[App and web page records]

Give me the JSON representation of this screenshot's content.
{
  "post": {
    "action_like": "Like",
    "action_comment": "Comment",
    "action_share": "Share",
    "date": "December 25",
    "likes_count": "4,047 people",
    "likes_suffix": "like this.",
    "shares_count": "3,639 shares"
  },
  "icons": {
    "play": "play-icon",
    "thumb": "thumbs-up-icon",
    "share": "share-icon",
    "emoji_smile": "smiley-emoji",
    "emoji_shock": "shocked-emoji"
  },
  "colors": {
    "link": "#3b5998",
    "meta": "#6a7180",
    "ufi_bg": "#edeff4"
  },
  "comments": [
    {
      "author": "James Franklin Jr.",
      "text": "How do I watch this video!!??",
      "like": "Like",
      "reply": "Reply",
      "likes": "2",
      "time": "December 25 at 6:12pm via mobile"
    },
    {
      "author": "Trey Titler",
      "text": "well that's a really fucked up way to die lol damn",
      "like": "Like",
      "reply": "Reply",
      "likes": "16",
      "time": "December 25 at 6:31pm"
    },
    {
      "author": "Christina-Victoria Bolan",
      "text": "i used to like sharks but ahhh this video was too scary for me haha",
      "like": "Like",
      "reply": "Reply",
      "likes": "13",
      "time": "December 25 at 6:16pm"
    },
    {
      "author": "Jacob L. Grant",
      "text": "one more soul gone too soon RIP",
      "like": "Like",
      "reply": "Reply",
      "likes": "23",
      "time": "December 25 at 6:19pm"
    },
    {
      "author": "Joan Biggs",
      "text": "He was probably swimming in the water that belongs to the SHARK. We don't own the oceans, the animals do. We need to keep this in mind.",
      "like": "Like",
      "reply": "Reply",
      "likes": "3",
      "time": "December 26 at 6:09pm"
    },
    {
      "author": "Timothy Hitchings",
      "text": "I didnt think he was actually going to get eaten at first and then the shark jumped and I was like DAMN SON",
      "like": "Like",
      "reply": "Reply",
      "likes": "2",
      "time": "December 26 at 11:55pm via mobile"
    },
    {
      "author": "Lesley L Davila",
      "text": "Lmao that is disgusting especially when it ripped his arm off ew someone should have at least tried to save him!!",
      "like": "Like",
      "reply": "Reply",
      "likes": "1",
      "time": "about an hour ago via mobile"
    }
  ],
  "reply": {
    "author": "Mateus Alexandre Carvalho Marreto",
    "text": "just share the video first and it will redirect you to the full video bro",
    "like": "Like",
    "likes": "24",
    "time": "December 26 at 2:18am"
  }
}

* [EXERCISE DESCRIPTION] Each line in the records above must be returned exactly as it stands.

* [OUTPUT BELOW]
Give me the JSON representation of this screenshot's content.
{
  "post": {
    "action_like": "Like",
    "action_comment": "Comment",
    "action_share": "Share",
    "date": "December 25",
    "likes_count": "4,047 people",
    "likes_suffix": "like this.",
    "shares_count": "3,639 shares"
  },
  "icons": {
    "play": "play-icon",
    "thumb": "thumbs-up-icon",
    "share": "share-icon",
    "emoji_smile": "smiley-emoji",
    "emoji_shock": "shocked-emoji"
  },
  "colors": {
    "link": "#3b5998",
    "meta": "#6a7180",
    "ufi_bg": "#edeff4"
  },
  "comments": [
    {
      "author": "James Franklin Jr.",
      "text": "How do I watch this video!!??",
      "like": "Like",
      "reply": "Reply",
      "likes": "2",
      "time": "December 25 at 6:12pm via mobile"
    },
    {
      "author": "Trey Titler",
      "text": "well that's a really fucked up way to die lol damn",
      "like": "Like",
      "reply": "Reply",
      "likes": "16",
      "time": "December 25 at 6:31pm"
    },
    {
      "author": "Christina-Victoria Bolan",
      "text": "i used to like sharks but ahhh this video was too scary for me haha",
      "like": "Like",
      "reply": "Reply",
      "likes": "13",
      "time": "December 25 at 6:16pm"
    },
    {
      "author": "Jacob L. Grant",
      "text": "one more soul gone too soon RIP",
      "like": "Like",
      "reply": "Reply",
      "likes": "23",
      "time": "December 25 at 6:19pm"
    },
    {
      "author": "Joan Biggs",
      "text": "He was probably swimming in the water that belongs to the SHARK. We don't own the oceans, the animals do. We need to keep this in mind.",
      "like": "Like",
      "reply": "Reply",
      "likes": "3",
      "time": "December 26 at 6:09pm"
    },
    {
      "author": "Timothy Hitchings",
      "text": "I didnt think he was actually going to get eaten at first and then the shark jumped and I was like DAMN SON",
      "like": "Like",
      "reply": "Reply",
      "likes": "2",
      "time": "December 26 at 11:55pm via mobile"
    },
    {
      "author": "Lesley L Davila",
      "text": "Lmao that is disgusting especially when it ripped his arm off ew someone should have at least tried to save him!!",
      "like": "Like",
      "reply": "Reply",
      "likes": "1",
      "time": "about an hour ago via mobile"
    }
  ],
  "reply": {
    "author": "Mateus Alexandre Carvalho Marreto",
    "text": "just share the video first and it will redirect you to the full video bro",
    "like": "Like",
    "likes": "24",
    "time": "December 26 at 2:18am"
  }
}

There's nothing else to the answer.